Marion resident seeks cap on elected positions held
Marion residents should be wary of a concentration of power in the town’s government. That’s what resident Ted North thinks, and it’s what he said he’s trying to prevent with a vote at Town Meeting in May.
North collected the 10 required signatures to get a citizen's petition on the Town Meeting agenda, and voters will get the chance to approve his bylaw on May 14.
His petition would limit town employees and elected officials from holding multiple elected positions. The proposed bylaw would also prohibit town employees from serving as selectmen, and if a selectman leaves the board, he or she would be required to wait a full year before being eligible to take any other town job.
Currently, Select Chair Jody Dickerson is also the head of the Recreation Department, while Selectman Norm Hills also holds a position on the Planning Board.
“[The petition] precludes the concentration of power,” North said.
One specific example he gave was regarding Hills and the Complete Streets program. Complete Streets is a state program that helps municipalities pay for improvements to local roads. The Planning Board, which Hills is a member of, explored the program before recommending it to the Board of Selectmen. The selectmen, which Hills is also a member of, voted to approve participation in Complete Streets.
“It’s not a particularly good situation for the taxpayers of Marion to have a single individual making a decision on one board, and then being on another board ratifying it,” North said.
According to the State Ethics Office, however, unless a person or his/her immediate family stands to benefit financially, there is not technically a conflict of interest.
As for Hills, he doesn’t disagree that having someone hold multiple offices could be a problem.
“I’m not sure the town has been mis-served by having people on more than one board,” he said. “But there’s no doubt it could be used detrimentally.”
However, he notes that in a town of Marion's size, it can be hard to get people involved.
“The real challenge for small towns is getting knowledgeable, interested people to get involved,” Hills said. “There are not a lot of people beating down the doors to be on the Conservation Commission.”
Currently, the Conservation Commission is looking for associate members to fill out its board.

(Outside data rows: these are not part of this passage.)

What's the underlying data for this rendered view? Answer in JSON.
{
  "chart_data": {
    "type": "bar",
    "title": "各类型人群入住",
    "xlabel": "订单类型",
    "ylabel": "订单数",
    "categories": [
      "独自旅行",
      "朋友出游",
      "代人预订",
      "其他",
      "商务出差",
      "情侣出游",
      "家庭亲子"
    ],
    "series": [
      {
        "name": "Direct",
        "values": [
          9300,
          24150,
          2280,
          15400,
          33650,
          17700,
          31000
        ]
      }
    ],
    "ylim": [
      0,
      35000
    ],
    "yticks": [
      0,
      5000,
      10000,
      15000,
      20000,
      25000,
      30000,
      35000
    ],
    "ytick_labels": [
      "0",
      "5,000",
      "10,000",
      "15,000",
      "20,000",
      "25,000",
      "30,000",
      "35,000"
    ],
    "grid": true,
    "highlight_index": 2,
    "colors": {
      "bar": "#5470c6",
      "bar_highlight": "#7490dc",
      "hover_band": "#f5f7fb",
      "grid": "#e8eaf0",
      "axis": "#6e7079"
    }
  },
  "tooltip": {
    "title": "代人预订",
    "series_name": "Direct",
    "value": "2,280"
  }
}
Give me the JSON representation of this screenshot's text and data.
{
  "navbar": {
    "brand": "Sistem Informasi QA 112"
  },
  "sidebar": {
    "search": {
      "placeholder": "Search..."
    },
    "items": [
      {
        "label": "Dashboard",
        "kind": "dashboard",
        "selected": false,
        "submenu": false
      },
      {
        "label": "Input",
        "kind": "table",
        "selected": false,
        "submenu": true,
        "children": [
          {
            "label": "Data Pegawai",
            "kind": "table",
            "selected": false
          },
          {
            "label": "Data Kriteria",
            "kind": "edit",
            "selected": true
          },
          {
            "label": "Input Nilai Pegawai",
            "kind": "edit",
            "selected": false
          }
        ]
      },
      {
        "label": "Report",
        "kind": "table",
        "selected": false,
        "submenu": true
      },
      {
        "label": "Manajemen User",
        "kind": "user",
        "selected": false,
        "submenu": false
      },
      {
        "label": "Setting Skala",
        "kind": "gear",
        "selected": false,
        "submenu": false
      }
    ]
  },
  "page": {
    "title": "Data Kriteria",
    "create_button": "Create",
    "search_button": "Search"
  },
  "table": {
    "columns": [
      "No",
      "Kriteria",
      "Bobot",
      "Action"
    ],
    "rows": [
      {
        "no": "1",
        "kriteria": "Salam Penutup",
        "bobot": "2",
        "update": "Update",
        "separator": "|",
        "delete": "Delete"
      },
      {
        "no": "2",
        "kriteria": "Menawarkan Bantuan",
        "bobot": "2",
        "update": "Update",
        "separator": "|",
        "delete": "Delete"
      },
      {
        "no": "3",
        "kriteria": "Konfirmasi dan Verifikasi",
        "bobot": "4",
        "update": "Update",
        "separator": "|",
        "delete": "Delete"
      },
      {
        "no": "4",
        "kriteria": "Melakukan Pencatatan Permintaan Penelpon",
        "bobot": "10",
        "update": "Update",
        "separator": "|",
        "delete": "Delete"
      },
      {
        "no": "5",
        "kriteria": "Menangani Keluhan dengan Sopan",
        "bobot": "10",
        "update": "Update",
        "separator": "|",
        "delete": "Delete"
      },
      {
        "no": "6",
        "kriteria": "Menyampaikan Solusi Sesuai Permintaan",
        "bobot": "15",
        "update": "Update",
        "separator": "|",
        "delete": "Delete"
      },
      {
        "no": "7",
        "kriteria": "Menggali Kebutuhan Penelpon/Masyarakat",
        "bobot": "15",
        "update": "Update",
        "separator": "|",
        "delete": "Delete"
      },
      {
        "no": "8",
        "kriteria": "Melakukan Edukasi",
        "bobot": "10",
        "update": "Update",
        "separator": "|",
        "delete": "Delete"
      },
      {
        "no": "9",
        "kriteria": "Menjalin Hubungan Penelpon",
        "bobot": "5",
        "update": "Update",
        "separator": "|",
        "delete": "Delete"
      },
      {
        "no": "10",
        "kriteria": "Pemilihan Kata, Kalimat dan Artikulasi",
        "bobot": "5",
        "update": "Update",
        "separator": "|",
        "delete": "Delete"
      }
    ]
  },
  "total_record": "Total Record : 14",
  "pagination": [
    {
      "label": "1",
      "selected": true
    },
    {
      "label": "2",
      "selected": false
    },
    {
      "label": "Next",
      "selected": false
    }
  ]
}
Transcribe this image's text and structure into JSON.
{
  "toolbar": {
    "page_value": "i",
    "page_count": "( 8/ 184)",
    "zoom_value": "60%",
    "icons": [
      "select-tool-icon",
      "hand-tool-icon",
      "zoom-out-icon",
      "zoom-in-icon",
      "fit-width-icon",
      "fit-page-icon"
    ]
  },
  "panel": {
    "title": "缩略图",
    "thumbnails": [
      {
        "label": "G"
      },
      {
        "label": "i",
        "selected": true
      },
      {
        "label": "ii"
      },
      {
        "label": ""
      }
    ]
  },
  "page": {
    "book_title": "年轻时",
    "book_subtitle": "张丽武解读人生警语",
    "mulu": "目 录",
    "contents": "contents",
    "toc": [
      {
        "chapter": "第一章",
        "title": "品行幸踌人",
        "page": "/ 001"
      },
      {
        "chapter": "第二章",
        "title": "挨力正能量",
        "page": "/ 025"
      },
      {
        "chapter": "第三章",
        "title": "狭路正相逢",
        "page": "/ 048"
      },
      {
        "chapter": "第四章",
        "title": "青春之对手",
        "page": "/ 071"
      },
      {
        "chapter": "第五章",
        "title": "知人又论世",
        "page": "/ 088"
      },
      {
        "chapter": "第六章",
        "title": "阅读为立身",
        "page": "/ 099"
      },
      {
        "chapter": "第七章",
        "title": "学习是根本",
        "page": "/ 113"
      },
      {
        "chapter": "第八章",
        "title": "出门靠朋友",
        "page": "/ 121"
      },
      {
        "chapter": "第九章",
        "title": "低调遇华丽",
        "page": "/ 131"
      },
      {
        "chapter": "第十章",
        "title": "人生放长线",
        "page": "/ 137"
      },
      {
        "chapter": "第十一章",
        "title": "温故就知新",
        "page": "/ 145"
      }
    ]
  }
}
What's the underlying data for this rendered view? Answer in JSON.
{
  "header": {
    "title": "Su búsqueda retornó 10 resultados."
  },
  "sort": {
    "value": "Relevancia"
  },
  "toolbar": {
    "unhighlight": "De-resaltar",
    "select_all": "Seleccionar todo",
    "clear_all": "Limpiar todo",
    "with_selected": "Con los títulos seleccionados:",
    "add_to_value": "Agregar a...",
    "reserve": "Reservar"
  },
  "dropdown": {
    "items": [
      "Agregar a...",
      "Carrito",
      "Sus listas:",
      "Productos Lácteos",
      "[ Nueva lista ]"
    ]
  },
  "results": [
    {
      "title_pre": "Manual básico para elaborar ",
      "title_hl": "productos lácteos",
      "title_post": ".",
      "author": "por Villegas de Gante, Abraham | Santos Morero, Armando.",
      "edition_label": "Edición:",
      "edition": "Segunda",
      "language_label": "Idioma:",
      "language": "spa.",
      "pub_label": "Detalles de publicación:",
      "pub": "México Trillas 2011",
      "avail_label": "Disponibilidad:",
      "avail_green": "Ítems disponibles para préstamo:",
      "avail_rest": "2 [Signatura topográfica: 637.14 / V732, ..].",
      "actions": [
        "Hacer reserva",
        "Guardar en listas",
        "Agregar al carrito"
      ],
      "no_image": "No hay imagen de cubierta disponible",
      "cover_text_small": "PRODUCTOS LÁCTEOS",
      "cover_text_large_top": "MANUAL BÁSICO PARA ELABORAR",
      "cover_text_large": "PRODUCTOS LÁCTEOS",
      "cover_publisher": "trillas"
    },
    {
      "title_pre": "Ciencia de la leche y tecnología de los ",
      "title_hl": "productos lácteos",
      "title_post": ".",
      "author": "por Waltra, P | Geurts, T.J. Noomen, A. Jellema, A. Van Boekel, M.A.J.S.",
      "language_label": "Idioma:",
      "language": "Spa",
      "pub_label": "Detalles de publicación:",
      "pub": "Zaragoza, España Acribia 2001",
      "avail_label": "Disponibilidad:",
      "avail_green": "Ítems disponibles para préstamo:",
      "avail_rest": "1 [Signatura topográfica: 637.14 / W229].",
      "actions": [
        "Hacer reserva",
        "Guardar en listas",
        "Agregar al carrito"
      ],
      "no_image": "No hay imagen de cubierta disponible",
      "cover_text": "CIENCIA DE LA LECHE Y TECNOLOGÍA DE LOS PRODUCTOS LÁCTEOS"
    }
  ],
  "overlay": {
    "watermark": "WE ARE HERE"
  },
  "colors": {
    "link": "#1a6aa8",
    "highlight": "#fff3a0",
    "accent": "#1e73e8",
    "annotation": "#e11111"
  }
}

There are also no contested races in the upcoming town election aside from the Board of Selectmen and Board of Assessors races.
Hills added, however, that serving on multiple boards has given him the knowledge and experience to do his jobs in town successfully.
“I know a lot about the town, I’ve gotten to know who the people are, who does what, the condition of the infrastructure,” he said. “It definitely helps.”
As far as selectmen like Dickerson who are employed by the town, the State Ethics Office allows appointed town employees to serve on the Board of Selectmen as long as they comply with the state’s criteria, including not being allowed to act on matters that directly pertain to the department that employs them.
Dickerson, Hills noted, recuses himself from votes or discussion regarding the Recreation Department.
Additionally, if a board member thinks that there could be the appearance of a conflict of interest for whatever reason, that person could file a disclosure with the town clerk’s office.
Hills said he did this once as a member of the Conservation Commission. While not a direct abutter to the property in question, he was just one property away. While he said this is the only time he’s filed a disclosure, he wouldn’t necessarily be opposed to doing it more often.
“I don’t think there’s been a situation where it’s been a problem, but I’m open to suggestions,” he said. “I definitely don’t want a conflict of interest, or the appearance of one which is just as bad.”
Neither Marion or Mattapoisett currently have a similar bylaw, though Wareham prohibits elected officials to be employed by the town while in office. Additionally, elected officials must wait 30 days after leaving office before being eligible for town employment.